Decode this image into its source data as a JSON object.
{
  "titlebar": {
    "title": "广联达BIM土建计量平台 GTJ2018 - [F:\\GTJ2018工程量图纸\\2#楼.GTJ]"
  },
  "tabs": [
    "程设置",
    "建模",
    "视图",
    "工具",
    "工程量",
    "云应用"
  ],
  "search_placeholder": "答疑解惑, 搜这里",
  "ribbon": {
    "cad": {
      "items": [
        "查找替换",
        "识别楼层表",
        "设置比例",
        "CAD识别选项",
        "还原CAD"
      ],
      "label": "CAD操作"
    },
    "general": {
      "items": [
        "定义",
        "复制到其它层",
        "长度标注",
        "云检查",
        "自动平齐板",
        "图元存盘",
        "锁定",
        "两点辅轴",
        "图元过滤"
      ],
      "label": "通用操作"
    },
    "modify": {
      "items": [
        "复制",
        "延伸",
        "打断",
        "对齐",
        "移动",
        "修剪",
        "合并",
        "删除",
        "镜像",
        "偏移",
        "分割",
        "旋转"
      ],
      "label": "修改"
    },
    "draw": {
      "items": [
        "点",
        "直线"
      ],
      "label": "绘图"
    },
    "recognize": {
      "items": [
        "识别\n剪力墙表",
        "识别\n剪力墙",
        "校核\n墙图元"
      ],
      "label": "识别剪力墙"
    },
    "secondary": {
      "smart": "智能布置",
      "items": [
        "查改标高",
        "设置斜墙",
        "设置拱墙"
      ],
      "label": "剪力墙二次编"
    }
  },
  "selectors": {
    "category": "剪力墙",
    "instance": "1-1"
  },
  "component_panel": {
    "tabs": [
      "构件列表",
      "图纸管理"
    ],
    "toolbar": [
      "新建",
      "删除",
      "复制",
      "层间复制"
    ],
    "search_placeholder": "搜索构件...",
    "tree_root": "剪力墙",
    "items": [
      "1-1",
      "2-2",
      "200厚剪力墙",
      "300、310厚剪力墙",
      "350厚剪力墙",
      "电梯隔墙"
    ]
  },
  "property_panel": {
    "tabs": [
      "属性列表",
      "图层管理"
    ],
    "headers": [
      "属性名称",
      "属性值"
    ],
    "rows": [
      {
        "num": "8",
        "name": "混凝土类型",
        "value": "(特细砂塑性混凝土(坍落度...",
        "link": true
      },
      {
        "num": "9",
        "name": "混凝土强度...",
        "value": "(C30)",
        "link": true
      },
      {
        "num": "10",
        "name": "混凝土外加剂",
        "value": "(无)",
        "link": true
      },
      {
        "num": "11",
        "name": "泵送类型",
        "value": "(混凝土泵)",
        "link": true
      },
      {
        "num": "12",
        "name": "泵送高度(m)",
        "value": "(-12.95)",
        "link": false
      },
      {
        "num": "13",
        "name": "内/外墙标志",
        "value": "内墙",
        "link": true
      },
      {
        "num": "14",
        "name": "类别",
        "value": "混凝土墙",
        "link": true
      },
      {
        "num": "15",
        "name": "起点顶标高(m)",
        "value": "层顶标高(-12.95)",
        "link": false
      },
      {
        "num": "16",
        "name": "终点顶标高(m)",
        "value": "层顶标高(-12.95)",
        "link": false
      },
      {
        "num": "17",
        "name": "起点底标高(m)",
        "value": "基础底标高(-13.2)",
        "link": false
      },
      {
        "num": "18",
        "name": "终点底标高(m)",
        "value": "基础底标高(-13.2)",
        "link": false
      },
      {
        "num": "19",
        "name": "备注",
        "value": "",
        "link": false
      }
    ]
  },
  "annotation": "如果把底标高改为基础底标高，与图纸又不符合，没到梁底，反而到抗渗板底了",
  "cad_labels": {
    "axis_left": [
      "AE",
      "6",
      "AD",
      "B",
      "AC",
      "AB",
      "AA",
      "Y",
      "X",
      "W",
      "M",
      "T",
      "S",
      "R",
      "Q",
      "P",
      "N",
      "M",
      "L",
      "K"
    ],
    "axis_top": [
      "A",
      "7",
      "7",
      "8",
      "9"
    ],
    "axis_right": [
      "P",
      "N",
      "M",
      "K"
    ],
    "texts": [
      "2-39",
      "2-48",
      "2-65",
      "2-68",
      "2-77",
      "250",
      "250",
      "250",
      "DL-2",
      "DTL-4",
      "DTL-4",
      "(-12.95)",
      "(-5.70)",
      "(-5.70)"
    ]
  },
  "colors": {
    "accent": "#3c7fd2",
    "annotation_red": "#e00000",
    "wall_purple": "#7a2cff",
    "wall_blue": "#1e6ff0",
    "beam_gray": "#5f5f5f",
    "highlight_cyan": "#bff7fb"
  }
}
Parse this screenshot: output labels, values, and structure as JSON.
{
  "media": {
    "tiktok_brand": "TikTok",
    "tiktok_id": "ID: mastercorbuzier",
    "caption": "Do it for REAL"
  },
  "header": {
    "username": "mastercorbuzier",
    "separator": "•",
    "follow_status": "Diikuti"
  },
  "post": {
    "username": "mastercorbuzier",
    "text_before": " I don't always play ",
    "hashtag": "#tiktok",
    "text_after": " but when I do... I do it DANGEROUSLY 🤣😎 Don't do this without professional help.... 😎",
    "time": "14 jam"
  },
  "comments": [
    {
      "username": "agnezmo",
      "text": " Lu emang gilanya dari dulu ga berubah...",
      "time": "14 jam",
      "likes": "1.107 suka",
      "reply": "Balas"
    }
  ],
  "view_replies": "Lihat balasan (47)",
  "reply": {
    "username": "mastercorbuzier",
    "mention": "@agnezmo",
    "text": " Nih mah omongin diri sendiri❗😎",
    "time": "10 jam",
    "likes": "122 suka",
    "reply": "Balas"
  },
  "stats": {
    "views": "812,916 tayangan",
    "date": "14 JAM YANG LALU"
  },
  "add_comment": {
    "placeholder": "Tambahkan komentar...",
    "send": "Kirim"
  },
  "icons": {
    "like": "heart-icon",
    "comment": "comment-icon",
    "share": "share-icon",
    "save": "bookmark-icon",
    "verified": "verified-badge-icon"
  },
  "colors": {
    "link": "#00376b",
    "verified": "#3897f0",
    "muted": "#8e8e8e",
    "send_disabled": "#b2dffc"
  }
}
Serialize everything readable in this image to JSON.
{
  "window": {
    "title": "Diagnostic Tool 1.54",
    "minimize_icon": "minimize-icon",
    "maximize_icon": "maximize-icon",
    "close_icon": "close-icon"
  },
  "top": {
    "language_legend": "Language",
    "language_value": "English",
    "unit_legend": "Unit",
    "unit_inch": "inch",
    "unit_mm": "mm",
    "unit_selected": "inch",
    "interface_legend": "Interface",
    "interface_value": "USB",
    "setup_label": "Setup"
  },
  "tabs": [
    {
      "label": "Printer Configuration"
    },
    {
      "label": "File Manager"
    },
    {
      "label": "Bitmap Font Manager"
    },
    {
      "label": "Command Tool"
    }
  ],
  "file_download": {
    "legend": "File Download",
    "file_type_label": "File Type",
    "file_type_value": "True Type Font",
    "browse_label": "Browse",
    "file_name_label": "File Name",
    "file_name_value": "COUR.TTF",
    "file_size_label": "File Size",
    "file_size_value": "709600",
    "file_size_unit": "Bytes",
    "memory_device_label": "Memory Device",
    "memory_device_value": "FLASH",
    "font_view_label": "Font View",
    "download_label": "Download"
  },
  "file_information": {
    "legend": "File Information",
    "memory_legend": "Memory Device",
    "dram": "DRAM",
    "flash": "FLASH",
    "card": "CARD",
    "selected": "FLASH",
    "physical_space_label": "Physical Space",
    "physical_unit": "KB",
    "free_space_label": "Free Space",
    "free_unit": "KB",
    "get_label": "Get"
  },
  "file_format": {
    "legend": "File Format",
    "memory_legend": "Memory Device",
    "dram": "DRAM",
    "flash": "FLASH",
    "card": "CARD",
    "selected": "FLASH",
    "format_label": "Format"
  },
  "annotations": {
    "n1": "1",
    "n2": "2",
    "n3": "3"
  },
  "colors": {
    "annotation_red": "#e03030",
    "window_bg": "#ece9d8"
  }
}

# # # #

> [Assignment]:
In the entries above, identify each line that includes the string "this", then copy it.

> [Completed task]:
Decode this image into its source data as a JSON object.
Parse this screenshot: output labels, values, and structure as JSON.
    "text_after": " but when I do... I do it DANGEROUSLY 🤣😎 Don't do this without professional help.... 😎",
Serialize everything readable in this image to JSON.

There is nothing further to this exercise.